### INSTRUCTIONS TO FOLLOW
Go through the data below and return each line where the string "kind" appears.

### STORED DATA
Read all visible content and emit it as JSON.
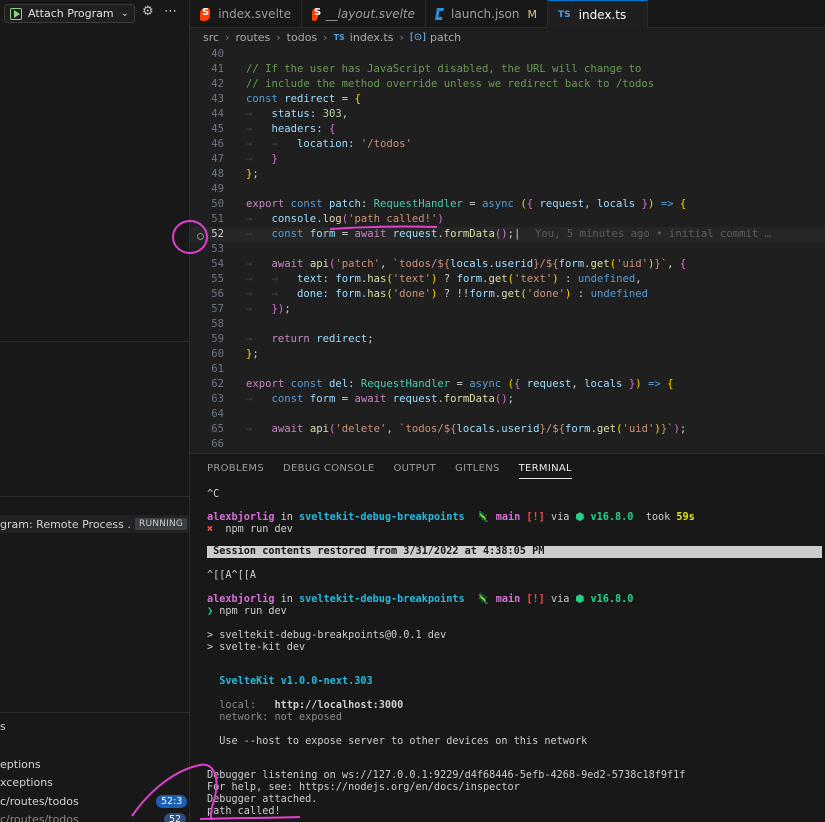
{
  "sidebar": {
    "config_label": "Attach Program",
    "process_name": "gram: Remote Process ...",
    "process_status": "RUNNING",
    "section_label": "s",
    "items": [
      {
        "label": "eptions"
      },
      {
        "label": "xceptions"
      },
      {
        "label": "c/routes/todos",
        "badge": "52:3"
      },
      {
        "label": "c/routes/todos",
        "badge": "52"
      }
    ]
  },
  "tabs": [
    {
      "label": "index.svelte",
      "icon": "svelte-icon",
      "active": false
    },
    {
      "label": "__layout.svelte",
      "icon": "svelte-icon",
      "active": false
    },
    {
      "label": "launch.json",
      "icon": "vscode-icon",
      "modified": "M",
      "active": false
    },
    {
      "label": "index.ts",
      "icon": "ts-icon",
      "active": true
    }
  ],
  "breadcrumb": {
    "parts": [
      "src",
      "routes",
      "todos",
      "index.ts",
      "patch"
    ],
    "ts_badge": "TS"
  },
  "editor": {
    "current_line": 52,
    "blame": "You, 5 minutes ago • initial commit …",
    "lines": [
      {
        "n": 40,
        "html": ""
      },
      {
        "n": 41,
        "html": "<span class=\"c\">// If the user has JavaScript disabled, the URL will change to</span>"
      },
      {
        "n": 42,
        "html": "<span class=\"c\">// include the method override unless we redirect back to /todos</span>"
      },
      {
        "n": 43,
        "html": "<span class=\"k\">const</span> <span class=\"v\">redirect</span> = <span class=\"y\">{</span>"
      },
      {
        "n": 44,
        "html": "<span class=\"ws\">→</span>   <span class=\"v\">status</span>: <span class=\"n\">303</span>,"
      },
      {
        "n": 45,
        "html": "<span class=\"ws\">→</span>   <span class=\"v\">headers</span>: <span class=\"p\">{</span>"
      },
      {
        "n": 46,
        "html": "<span class=\"ws\">→   →</span>   <span class=\"v\">location</span>: <span class=\"s\">'/todos'</span>"
      },
      {
        "n": 47,
        "html": "<span class=\"ws\">→</span>   <span class=\"p\">}</span>"
      },
      {
        "n": 48,
        "html": "<span class=\"y\">}</span>;"
      },
      {
        "n": 49,
        "html": ""
      },
      {
        "n": 50,
        "html": "<span class=\"kc\">export</span> <span class=\"k\">const</span> <span class=\"v\">patch</span>: <span class=\"t\">RequestHandler</span> = <span class=\"k\">async</span> <span class=\"y\">(</span><span class=\"p\">{</span> <span class=\"v\">request</span>, <span class=\"v\">locals</span> <span class=\"p\">}</span><span class=\"y\">)</span> <span class=\"k\">=&gt;</span> <span class=\"y\">{</span>"
      },
      {
        "n": 51,
        "html": "<span class=\"ws\">→</span>   <span class=\"v\">console</span>.<span class=\"f\">log</span><span class=\"p\">(</span><span class=\"s\">'path called!'</span><span class=\"p\">)</span>"
      },
      {
        "n": 52,
        "html": "<span class=\"ws\">→</span>   <span class=\"k\">const</span> <span class=\"v\">form</span> = <span class=\"kc\">await</span> <span class=\"v\">request</span>.<span class=\"f\">formData</span><span class=\"p\">()</span>;|"
      },
      {
        "n": 53,
        "html": ""
      },
      {
        "n": 54,
        "html": "<span class=\"ws\">→</span>   <span class=\"kc\">await</span> <span class=\"f\">api</span><span class=\"p\">(</span><span class=\"s\">'patch'</span>, <span class=\"s\">`todos/${</span><span class=\"v\">locals</span>.<span class=\"v\">userid</span><span class=\"s\">}/${</span><span class=\"v\">form</span>.<span class=\"f\">get</span><span class=\"y\">(</span><span class=\"s\">'uid'</span><span class=\"y\">)</span><span class=\"s\">}`</span>, <span class=\"p\">{</span>"
      },
      {
        "n": 55,
        "html": "<span class=\"ws\">→   →</span>   <span class=\"v\">text</span>: <span class=\"v\">form</span>.<span class=\"f\">has</span><span class=\"y\">(</span><span class=\"s\">'text'</span><span class=\"y\">)</span> ? <span class=\"v\">form</span>.<span class=\"f\">get</span><span class=\"y\">(</span><span class=\"s\">'text'</span><span class=\"y\">)</span> : <span class=\"k\">undefined</span>,"
      },
      {
        "n": 56,
        "html": "<span class=\"ws\">→   →</span>   <span class=\"v\">done</span>: <span class=\"v\">form</span>.<span class=\"f\">has</span><span class=\"y\">(</span><span class=\"s\">'done'</span><span class=\"y\">)</span> ? !!<span class=\"v\">form</span>.<span class=\"f\">get</span><span class=\"y\">(</span><span class=\"s\">'done'</span><span class=\"y\">)</span> : <span class=\"k\">undefined</span>"
      },
      {
        "n": 57,
        "html": "<span class=\"ws\">→</span>   <span class=\"p\">}</span><span class=\"p\">)</span>;"
      },
      {
        "n": 58,
        "html": ""
      },
      {
        "n": 59,
        "html": "<span class=\"ws\">→</span>   <span class=\"kc\">return</span> <span class=\"v\">redirect</span>;"
      },
      {
        "n": 60,
        "html": "<span class=\"y\">}</span>;"
      },
      {
        "n": 61,
        "html": ""
      },
      {
        "n": 62,
        "html": "<span class=\"kc\">export</span> <span class=\"k\">const</span> <span class=\"v\">del</span>: <span class=\"t\">RequestHandler</span> = <span class=\"k\">async</span> <span class=\"y\">(</span><span class=\"p\">{</span> <span class=\"v\">request</span>, <span class=\"v\">locals</span> <span class=\"p\">}</span><span class=\"y\">)</span> <span class=\"k\">=&gt;</span> <span class=\"y\">{</span>"
      },
      {
        "n": 63,
        "html": "<span class=\"ws\">→</span>   <span class=\"k\">const</span> <span class=\"v\">form</span> = <span class=\"kc\">await</span> <span class=\"v\">request</span>.<span class=\"f\">formData</span><span class=\"p\">()</span>;"
      },
      {
        "n": 64,
        "html": ""
      },
      {
        "n": 65,
        "html": "<span class=\"ws\">→</span>   <span class=\"kc\">await</span> <span class=\"f\">api</span><span class=\"p\">(</span><span class=\"s\">'delete'</span>, <span class=\"s\">`todos/${</span><span class=\"v\">locals</span>.<span class=\"v\">userid</span><span class=\"s\">}/${</span><span class=\"v\">form</span>.<span class=\"f\">get</span><span class=\"y\">(</span><span class=\"s\">'uid'</span><span class=\"y\">)</span><span class=\"s\">}`</span><span class=\"p\">)</span>;"
      },
      {
        "n": 66,
        "html": ""
      }
    ]
  },
  "panel": {
    "tabs": [
      "PROBLEMS",
      "DEBUG CONSOLE",
      "OUTPUT",
      "GITLENS",
      "TERMINAL"
    ],
    "active_tab": "TERMINAL"
  },
  "terminal": {
    "lines": [
      {
        "html": "^C"
      },
      {
        "html": "<span class=\"tmag\">alexbjorlig</span> in <span class=\"tcy\">sveltekit-debug-breakpoints</span>  🦎 <span class=\"tmag\">main</span> <span class=\"tred tb\">[!]</span> via <span class=\"tgr\">⬢ v16.8.0</span>  took <span class=\"tye\">59s</span>"
      },
      {
        "html": "<span class=\"tred tb\">✖</span>  npm run dev"
      },
      {
        "html": ""
      },
      {
        "html": "^[[A^[[A"
      },
      {
        "html": "<span class=\"tmag\">alexbjorlig</span> in <span class=\"tcy\">sveltekit-debug-breakpoints</span>  🦎 <span class=\"tmag\">main</span> <span class=\"tred tb\">[!]</span> via <span class=\"tgr\">⬢ v16.8.0</span>"
      },
      {
        "html": "<span class=\"tgr\">❯</span> npm run dev"
      },
      {
        "html": "&gt; sveltekit-debug-breakpoints@0.0.1 dev"
      },
      {
        "html": "&gt; svelte-kit dev"
      },
      {
        "html": "  <span class=\"tcy\">SvelteKit v1.0.0-next.303</span>"
      },
      {
        "html": "  <span class=\"tdim\">local:</span>   <span class=\"tb\">http://localhost:3000</span>"
      },
      {
        "html": "  <span class=\"tdim\">network: not exposed</span>"
      },
      {
        "html": "  Use --host to expose server to other devices on this network"
      },
      {
        "html": "Debugger listening on ws://127.0.0.1:9229/d4f68446-5efb-4268-9ed2-5738c18f9f1f"
      },
      {
        "html": "For help, see: https://nodejs.org/en/docs/inspector"
      },
      {
        "html": "Debugger attached."
      },
      {
        "html": "path called!"
      }
    ],
    "restored": " Session contents restored from 3/31/2022 at 4:38:05 PM"
  },
  "colors": {
    "accent": "#0078d4",
    "annotation": "#e040d0"
  }
}
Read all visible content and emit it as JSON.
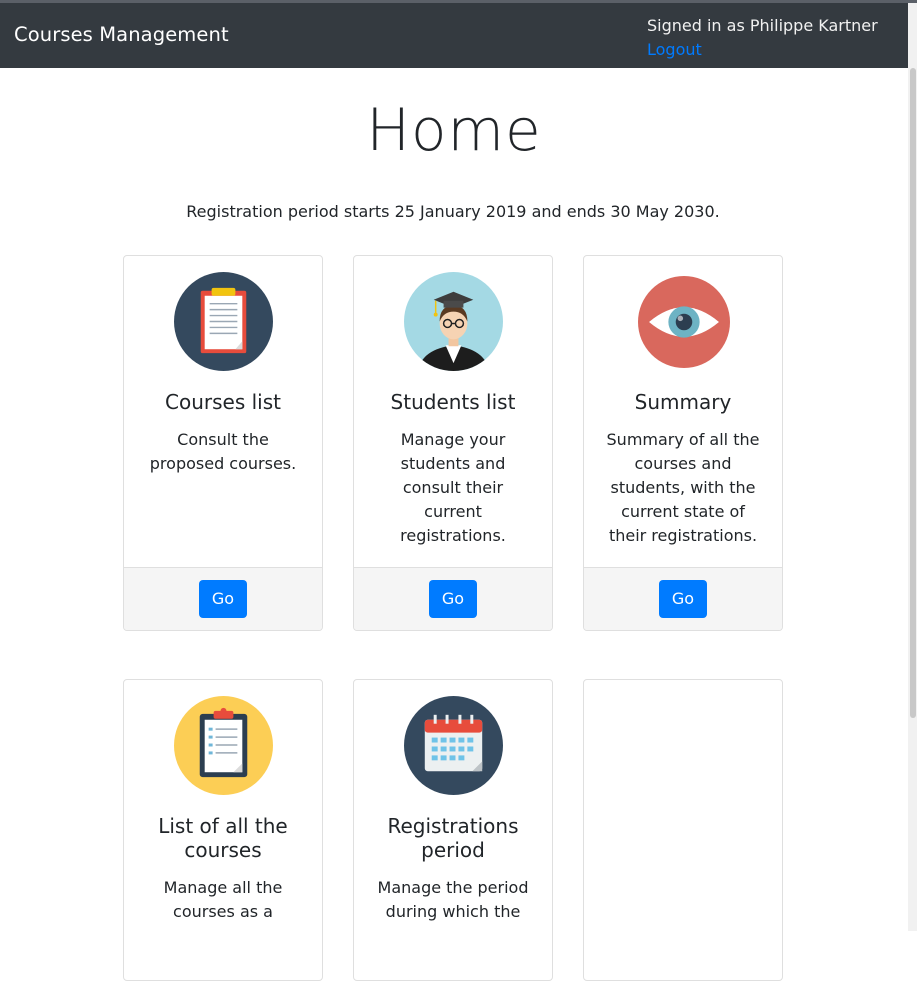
{
  "navbar": {
    "brand": "Courses Management",
    "signed_in": "Signed in as Philippe Kartner",
    "logout": "Logout"
  },
  "main": {
    "title": "Home",
    "registration_period": "Registration period starts 25 January 2019 and ends 30 May 2030."
  },
  "cards": [
    {
      "title": "Courses list",
      "text": "Consult the proposed courses.",
      "button": "Go",
      "icon": "clipboard-icon"
    },
    {
      "title": "Students list",
      "text": "Manage your students and consult their current registrations.",
      "button": "Go",
      "icon": "graduate-icon"
    },
    {
      "title": "Summary",
      "text": "Summary of all the courses and students, with the current state of their registrations.",
      "button": "Go",
      "icon": "eye-icon"
    },
    {
      "title": "List of all the courses",
      "text": "Manage all the courses as a",
      "icon": "checklist-icon"
    },
    {
      "title": "Registrations period",
      "text": "Manage the period during which the",
      "icon": "calendar-icon"
    }
  ],
  "colors": {
    "navbar_bg": "#343a40",
    "primary": "#007bff",
    "link": "#007bff"
  }
}
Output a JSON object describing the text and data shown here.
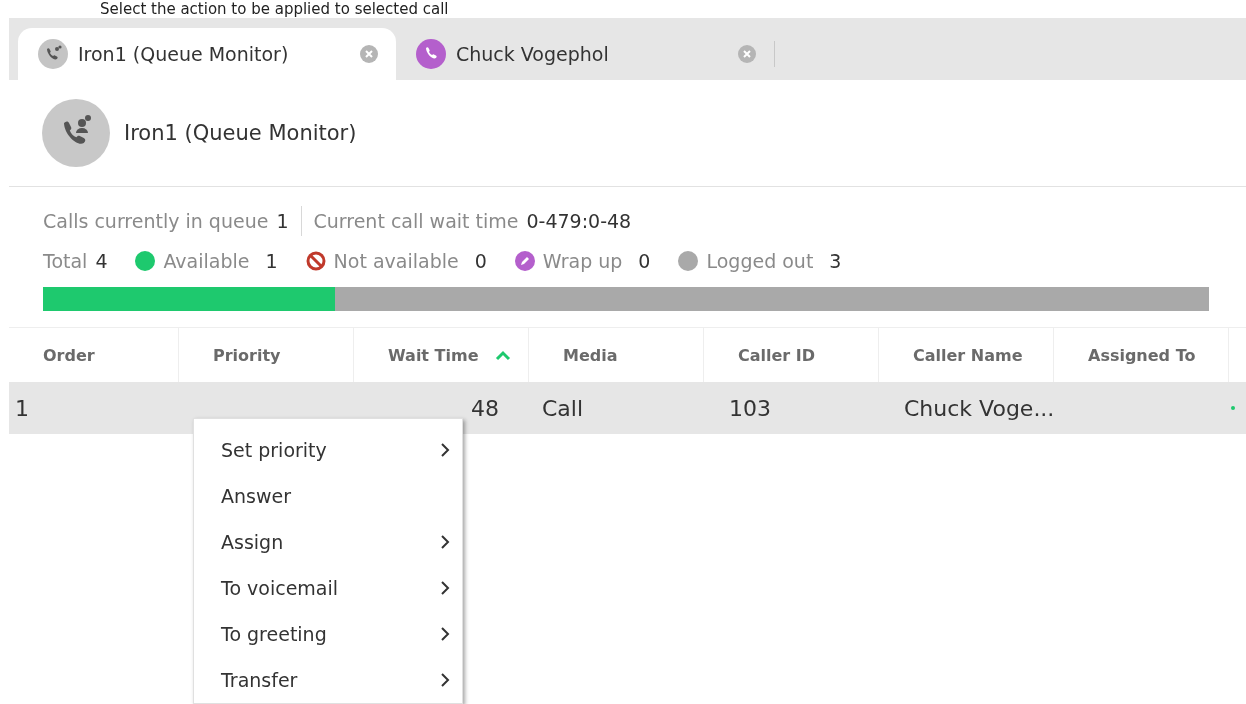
{
  "caption": "Select the action to be applied to selected call",
  "tabs": [
    {
      "label": "Iron1 (Queue Monitor)",
      "kind": "queue",
      "selected": true
    },
    {
      "label": "Chuck Vogephol",
      "kind": "call",
      "selected": false
    }
  ],
  "header": {
    "title": "Iron1 (Queue Monitor)"
  },
  "queue_info": [
    {
      "label": "Calls currently in queue",
      "value": "1"
    },
    {
      "label": "Current call wait time",
      "value": "0-479:0-48"
    }
  ],
  "agents": {
    "total_label": "Total",
    "total": "4",
    "statuses": [
      {
        "kind": "dot",
        "label": "Available",
        "value": "1",
        "color": "#1ec96e"
      },
      {
        "kind": "blocked",
        "label": "Not available",
        "value": "0",
        "color": "#c0392b"
      },
      {
        "kind": "pencil",
        "label": "Wrap up",
        "value": "0",
        "color": "#b45fcc"
      },
      {
        "kind": "dot",
        "label": "Logged out",
        "value": "3",
        "color": "#a9a9a9"
      }
    ],
    "level": 0.25
  },
  "table": {
    "columns": [
      {
        "label": "Order"
      },
      {
        "label": "Priority"
      },
      {
        "label": "Wait Time",
        "sorted": true
      },
      {
        "label": "Media"
      },
      {
        "label": "Caller ID"
      },
      {
        "label": "Caller Name"
      },
      {
        "label": "Assigned To"
      }
    ],
    "rows": [
      {
        "order": "1",
        "wait_time": "48",
        "media": "Call",
        "caller_id": "103",
        "caller_name": "Chuck Voge...",
        "selected": true
      }
    ]
  },
  "context_menu": [
    {
      "label": "Set priority",
      "submenu": true
    },
    {
      "label": "Answer",
      "submenu": false
    },
    {
      "label": "Assign",
      "submenu": true
    },
    {
      "label": "To voicemail",
      "submenu": true
    },
    {
      "label": "To greeting",
      "submenu": true
    },
    {
      "label": "Transfer",
      "submenu": true
    }
  ]
}
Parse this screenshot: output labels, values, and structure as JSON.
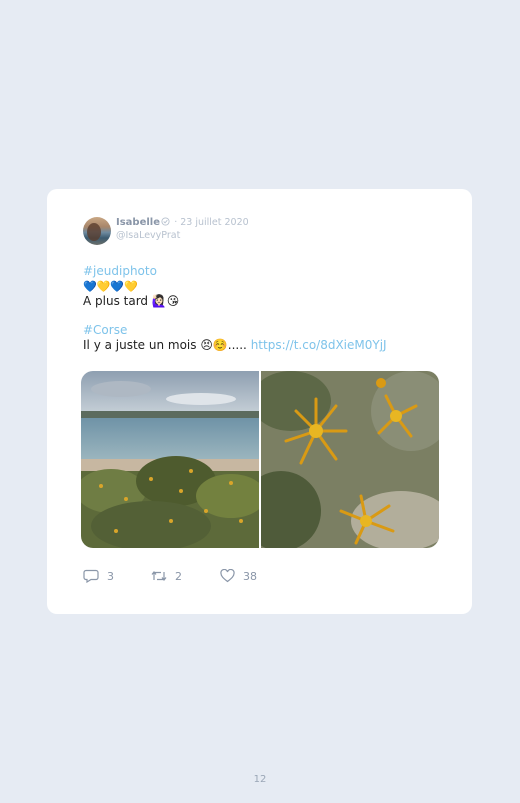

### ANSWER FOR THIS EXERCISE
      "kind": "queue",
      "kind": "call",
        "kind": "dot",
        "kind": "blocked",
        "kind": "pencil",
        "kind": "dot",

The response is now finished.